In early February, International Council for the Exploration of the Sea (ICES) conducted an online workshop on the Future of Eel Advice, looking at possibilities to improve the current advice on European eel. The 27 participants discussed different options and the feasibility of achieving them. A road map outlining the identified steps will be discussed further within ICES.
The Workshop on the Future of Eel Advice (WKFEA) initially met by correspondence and for some shorter meetings during a period from 2 November 2020 to 29 January 2021. On 1–5 February 2021, a virtual meeting was held to conclude the work. The workshop was chaired by Estibaliz Díaz, from Spain, and Alain Biseau, from France, with eel experts from 14 different countries, including Turkey, Norway and Japan, participating.
The purpose of the workshop was to discuss the current advice framework, explore the different advice needs and consider options for improving future assessments. The participants considered many different issues related to European eel and the information and data available to assess the effects on the eel population.
Precautionary Approach for data-limited eel

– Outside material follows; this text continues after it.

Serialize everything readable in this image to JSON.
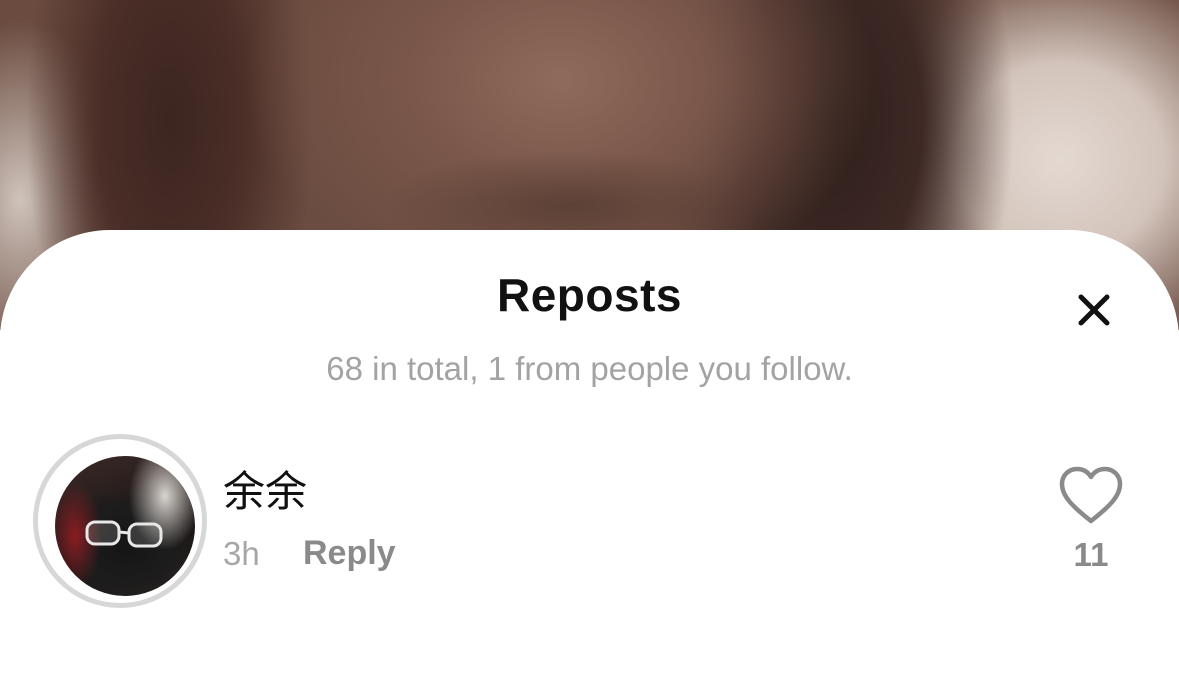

The current ICES Advice on European eel is based on recruitment trends only. It is listed as a Category 3 stock – a term used by ICES for data-limited stocks where full stock assessments are not possible. For Category 3 stocks, the available knowledge is insufficient to apply the ICES MSY approach and the advice is therefore based on the precautionary approach.

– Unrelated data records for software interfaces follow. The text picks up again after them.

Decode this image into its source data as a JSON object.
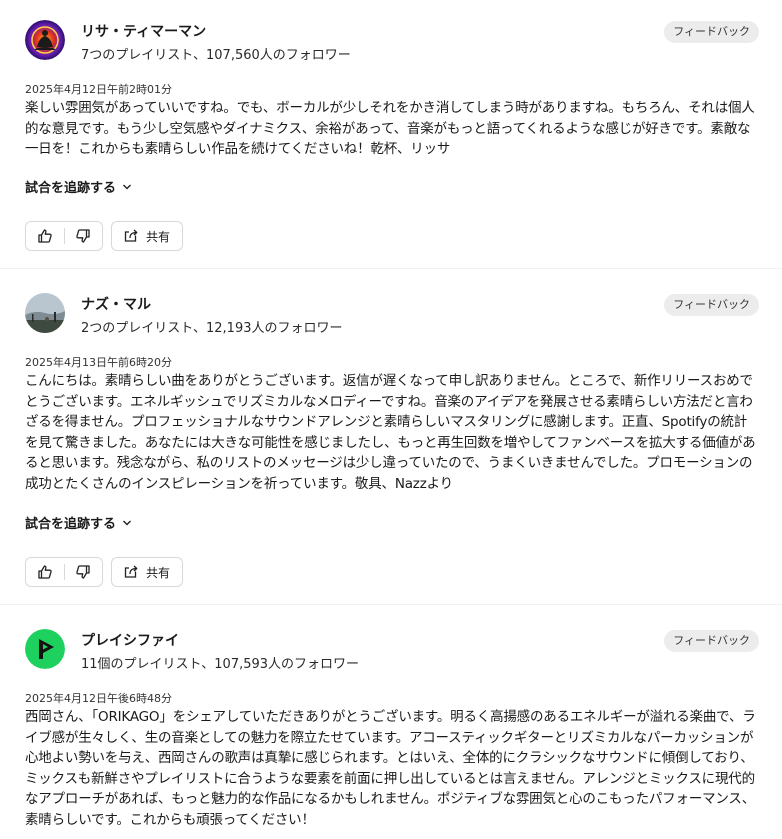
{
  "feedback_label": "フィードバック",
  "follow_label": "試合を追跡する",
  "share_label": "共有",
  "reviews": [
    {
      "name": "リサ・ティマーマン",
      "meta": "7つのプレイリスト、107,560人のフォロワー",
      "date": "2025年4月12日午前2時01分",
      "text": "楽しい雰囲気があっていいですね。でも、ボーカルが少しそれをかき消してしまう時がありますね。もちろん、それは個人的な意見です。もう少し空気感やダイナミクス、余裕があって、音楽がもっと語ってくれるような感じが好きです。素敵な一日を！これからも素晴らしい作品を続けてくださいね！乾杯、リッサ"
    },
    {
      "name": "ナズ・マル",
      "meta": "2つのプレイリスト、12,193人のフォロワー",
      "date": "2025年4月13日午前6時20分",
      "text": "こんにちは。素晴らしい曲をありがとうございます。返信が遅くなって申し訳ありません。ところで、新作リリースおめでとうございます。エネルギッシュでリズミカルなメロディーですね。音楽のアイデアを発展させる素晴らしい方法だと言わざるを得ません。プロフェッショナルなサウンドアレンジと素晴らしいマスタリングに感謝します。正直、Spotifyの統計を見て驚きました。あなたには大きな可能性を感じましたし、もっと再生回数を増やしてファンベースを拡大する価値があると思います。残念ながら、私のリストのメッセージは少し違っていたので、うまくいきませんでした。プロモーションの成功とたくさんのインスピレーションを祈っています。敬具、Nazzより"
    },
    {
      "name": "プレイシファイ",
      "meta": "11個のプレイリスト、107,593人のフォロワー",
      "date": "2025年4月12日午後6時48分",
      "text": "西岡さん、「ORIKAGO」をシェアしていただきありがとうございます。明るく高揚感のあるエネルギーが溢れる楽曲で、ライブ感が生々しく、生の音楽としての魅力を際立たせています。アコースティックギターとリズミカルなパーカッションが心地よい勢いを与え、西岡さんの歌声は真摯に感じられます。とはいえ、全体的にクラシックなサウンドに傾倒しており、ミックスも新鮮さやプレイリストに合うような要素を前面に押し出しているとは言えません。アレンジとミックスに現代的なアプローチがあれば、もっと魅力的な作品になるかもしれません。ポジティブな雰囲気と心のこもったパフォーマンス、素晴らしいです。これからも頑張ってください！"
    }
  ]
}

No biological reference points have been defined for European eel. In particular, the information on spawning stock biomass (SSB) and landings is lacking, even though data collection has improved in recent years. The complex life cycle and wide geographic range of European eel also makes assessments more difficult.

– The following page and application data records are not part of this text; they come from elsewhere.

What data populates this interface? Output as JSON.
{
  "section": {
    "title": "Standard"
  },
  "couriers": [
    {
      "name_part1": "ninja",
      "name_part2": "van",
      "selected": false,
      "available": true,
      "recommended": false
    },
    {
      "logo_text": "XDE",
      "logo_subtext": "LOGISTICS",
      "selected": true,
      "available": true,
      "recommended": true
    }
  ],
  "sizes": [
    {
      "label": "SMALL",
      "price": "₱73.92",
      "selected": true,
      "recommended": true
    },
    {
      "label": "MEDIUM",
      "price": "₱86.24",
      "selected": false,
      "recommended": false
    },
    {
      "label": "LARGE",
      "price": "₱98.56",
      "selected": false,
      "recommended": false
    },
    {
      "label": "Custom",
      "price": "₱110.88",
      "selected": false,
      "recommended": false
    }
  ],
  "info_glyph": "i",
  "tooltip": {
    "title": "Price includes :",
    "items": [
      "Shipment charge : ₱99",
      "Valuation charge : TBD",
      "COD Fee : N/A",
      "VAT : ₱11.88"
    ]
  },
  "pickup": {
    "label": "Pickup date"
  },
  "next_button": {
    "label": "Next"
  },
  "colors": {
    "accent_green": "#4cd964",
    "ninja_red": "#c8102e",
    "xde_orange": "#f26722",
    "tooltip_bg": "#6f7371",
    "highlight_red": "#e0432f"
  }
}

Advice needs investigated
The annual advice on fishing opportunities for European eel does not relate directly to the EU management framework, such as the “eel regulation” (EC 1100/2007) and national Eel Management Plans (EMPs). There are two main reasons for this: scale and the fact that the eel regulation has not been evaluated by ICES. The ICES Advice is for the whole population, covering the entire geographical range of European eel, which goes far beyond EU borders.
In order to find out more about the expectations of different stakeholders on ICES Advice for eel, as well as how they currently use it and how it could be improved from their perspective, a survey was put together and sent out to the Advisory Councils, regional seas conventions and other governance structures. The responses were considered in the discussions at the workshop.
Next steps identified
At the end of the workshop, a road map setting out the steps towards improved eel advice was created. This included making better use of existing data, both related to fisheries and other anthropogenic pressures on European eel. Because of its complex life cycle and the big differences in the eel stock over the geographical range – such as smaller males dominating in some regions and the age when eels silver (change in preparation for their spawning migration) being variable – a spatialised stock assessment model was seen as the best long-term option, potentially providing both population scale and more regionalised advice.
The road map focuses on two main areas of improvement to the advice: 1) to improve the data that should be part of a stock analysis, and 2) to provide more holistic advice by taking the whole ecosystem into greater account and looking in more detail at the impacts of the different types of pressures affecting the eel population. These proposals will now be further discussed within ICES.